Yes, hot tubs can be moved in the future. Obviously, there needs to be clear access in and out of the yard. It’s always best to hire a professional with a spa dolly to move spas.
A hot tub should always include, with no additional charges, the spa itself, a cover, start up chemicals, and delivery (within the dealer’s delivery range).
There are typically a variety of features that can be added to any spa. There are certain features you will need to add when ordering the spa, i.e. stereos, volcano jets, salt systems, etc., but with any spa purchase, you can add different types of cover lifts, steps or handrails.
First, you always want to think about how many people are typically going to use the spa, this will help determine the size of the hot tubs. Secondly, think about if you want a lounger and a captain’s chair or 2 captain’s chairs. The other seats should be varying heights of bench and cool down seats.
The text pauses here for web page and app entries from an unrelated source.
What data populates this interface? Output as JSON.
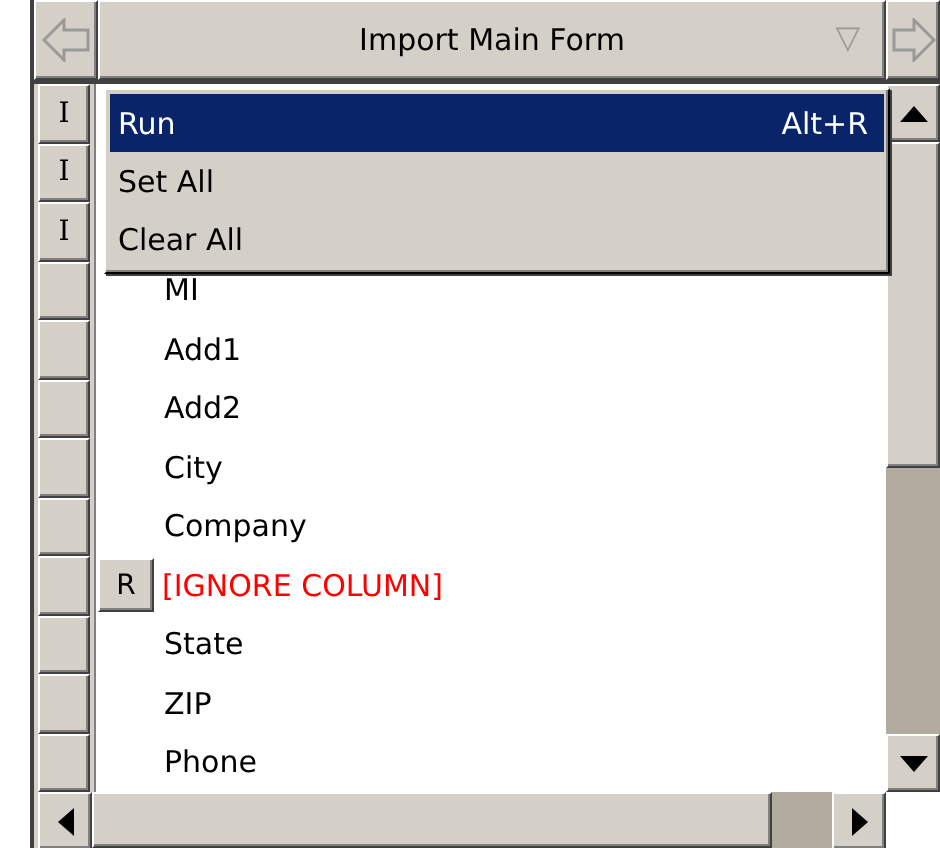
{
  "header": {
    "title": "Import Main Form",
    "dropdown": "▽"
  },
  "rows": [
    {
      "tag": "I"
    },
    {
      "tag": "I"
    },
    {
      "tag": "I"
    },
    {
      "field": "MI",
      "kind": "normal"
    },
    {
      "field": "Add1",
      "kind": "normal"
    },
    {
      "field": "Add2",
      "kind": "normal"
    },
    {
      "field": "City",
      "kind": "normal"
    },
    {
      "field": "Company",
      "kind": "normal"
    },
    {
      "field": "[IGNORE COLUMN]",
      "kind": "ignored",
      "flag": "R"
    },
    {
      "field": "State",
      "kind": "normal"
    },
    {
      "field": "ZIP",
      "kind": "normal"
    },
    {
      "field": "Phone",
      "kind": "normal"
    }
  ],
  "menu": [
    {
      "label": "Run",
      "shortcut": "Alt+R",
      "selected": true
    },
    {
      "label": "Set All",
      "selected": false
    },
    {
      "label": "Clear All",
      "selected": false
    }
  ]
}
Comfort is very important in a hot tub, so sit in the spa, try it out. When the spa is empty and the seats are comfortable, ergonomic, you know it’s going to be comfortable with water since we are all buoyant in water.
Ideally yes! This way you will know exactly what you are getting when the spa is delivered to your backyard.
Don’t overlook the footwell of a hot tubs for 2 reason. The last thing you want to do is buy a spa for 5 people, but there is only room for 3 sets of feet. So first, check out the roominess of the footwell. Secondly, check out the depth of the footwell. Make sure when you sit in the spa, your knees are at a comfortable height, not up in your chest.